In the spring of 2006, at the Hay-on-Wye book festival, I was introduced at dinner to Sir Martin Rees, who is the professor of cosmology and astrophysics at Cambridge University and also holds the pleasingly archaic title of Astronomer Royal. He was to give a lecture that was later reprinted with the title “Dark Materials,” in honor of the late professor Joseph Rotblat. In the course of this astonishing talk, he voiced the following thought:
“Most educated people are aware that we are the outcome of nearly 4 billion years of Darwinian selection, but many tend to think that humans are somehow the culmination. Our sun, however, is less than halfway through its lifespan. It will not be humans who watch the sun’s demise, 6 billion years from now. Any creatures that then exist will be as different from us as we are from bacteria or amoebae.”
Among the several questions that jostled for the uppermost in my mind was this: Where is the fiction that can rise to the level of this stupefying reality? (Only one novelist, Julian Barnes, was sufficiently struck to include Rees’s passage in a book, but that was in his extended nonfiction memoir about death, Nothing to Be Frightened Of.) I quite soon came to realize that there was indeed a writer who could have heard or read those words with equanimity, even satisfaction, and that this was J. G. Ballard. For him, the possibility of any mutation or metamorphosis was to be taken for granted, if not indeed welcomed, as was the contingency that, dead sun or no dead sun, the terrestrial globe could very readily be imagined after we’re gone.
As one who has always disliked and distrusted so-called science fiction (the votaries of this cult disagreeing pointlessly about whether to refer to it as “SF” or “sci-fi”), I was prepared to be unimpressed even after Kingsley Amis praised Ballard as “the most imaginative of H. G. Wells’s successors.” The natural universe is far too complex and frightening and impressive on its own to require the puerile add-ons of space aliens and super-weapons: the interplanetary genre made even C. S. Lewis write more falsely than he normally did. Hearing me drone on in this vein about 30 years ago, Amis fils (who contributes a highly lucid introduction to this collection) wordlessly handed me The Drowned World, The Day of Forever, and, for a shift in pace and rhythm, Crash. Any one of these would have done the trick.

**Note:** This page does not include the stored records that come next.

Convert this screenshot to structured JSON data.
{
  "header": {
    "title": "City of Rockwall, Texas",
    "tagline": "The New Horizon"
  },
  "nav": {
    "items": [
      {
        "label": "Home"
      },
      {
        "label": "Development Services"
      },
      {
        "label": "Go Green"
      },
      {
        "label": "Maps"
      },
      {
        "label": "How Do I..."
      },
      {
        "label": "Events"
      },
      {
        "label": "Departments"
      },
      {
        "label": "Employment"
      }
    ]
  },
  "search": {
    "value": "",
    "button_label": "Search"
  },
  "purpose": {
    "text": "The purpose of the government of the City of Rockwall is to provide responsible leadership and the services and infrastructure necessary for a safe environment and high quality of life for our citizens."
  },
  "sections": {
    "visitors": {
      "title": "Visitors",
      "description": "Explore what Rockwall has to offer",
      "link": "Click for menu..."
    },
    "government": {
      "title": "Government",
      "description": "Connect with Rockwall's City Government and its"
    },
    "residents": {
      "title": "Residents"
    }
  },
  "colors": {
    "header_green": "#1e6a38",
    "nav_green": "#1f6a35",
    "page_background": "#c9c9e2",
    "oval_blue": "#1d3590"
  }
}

For all that, Ballard is arguably best-known to a wide audience because of his relatively “straight” novel, Empire of the Sun, and the resulting movie by Steven Spielberg. Some of his devotees were depressed by the literalness of the subject matter, which is a quasi-autobiographical account of being 13 years old and an inmate in a Japanese internment camp in Shanghai. It’s not possible to read that book, however, and fail to see the germinal effect that experience had on Ballard the man. To see a once-thriving city reduced to beggary and emptiness, to live one day at a time in point of food and medicine, to see an old European order brutally and efficiently overturned, to notice the utterly casual way in which human life can be snuffed out, and to see war machines wheeling and diving in the overcast sky: such an education! Don’t forget, either, that young Ballard was ecstatic at the news of the atomic obliteration of Hiroshima and Nagasaki, an emotion that makes him practically unique among postwar literati. Included in this collection is a very strong 1977 story, “The Dead Time,” a sort of curtain-raiser to Empire—Ballard’s own preferred name for his book—in which a young man released from Japanese captivity drives a truckload of cadavers across a stricken landscape and ends up feeding a scrap of his own torn flesh to a ravenous child.
Readers of Ballard’s memoir, Miracles of Life (a book with a slightly but not entirely misleading title) will soon enough discern that he built on his wartime Shanghai traumas in three related ways. As a teenager in post-war England he came across first Freud, and second the surrealists. He describes the two encounters as devastating in that they taught him what he already knew: religion is abject nonsense, human beings positively enjoy inflicting cruelty, and our species is prone to, and can coexist with, the most grotesque absurdities. What could have been more natural, then, than that Ballard the student should devote himself to classes in anatomy, spending quality time with corpses, some of whom, in life, had been dedicated professors in the department. An astonishing number of his shorter works follow the inspiration of Crash, also filmed, this time by David Cronenberg, in morbid and almost loving accounts of “wound profiles,” gashes, fractures, and other inflictions on the flesh and bones. Fascinated by the possibility of death in traffic, and rather riveted by the murder of John Kennedy, Ballard produced a themed series titled The Atrocity Exhibition, here partially collected, where collisions and ejaculations and celebrities are brought together in a vigorously stirred mix of Eros and Thanatos. His antic use of this never-failing formula got him briefly disowned by his American publisher and was claimed by Ballard as “pornographic science fiction,” but if you can read “The Assassination of John Fitzgerald Kennedy Considered As a Downhill Motor Race” or “Why I Want to Fuck Ronald Reagan” in search of sexual gratification, you must be jaded by disorders undreamed-of by this reviewer. Both stories, however, succeed in being deadpan funny.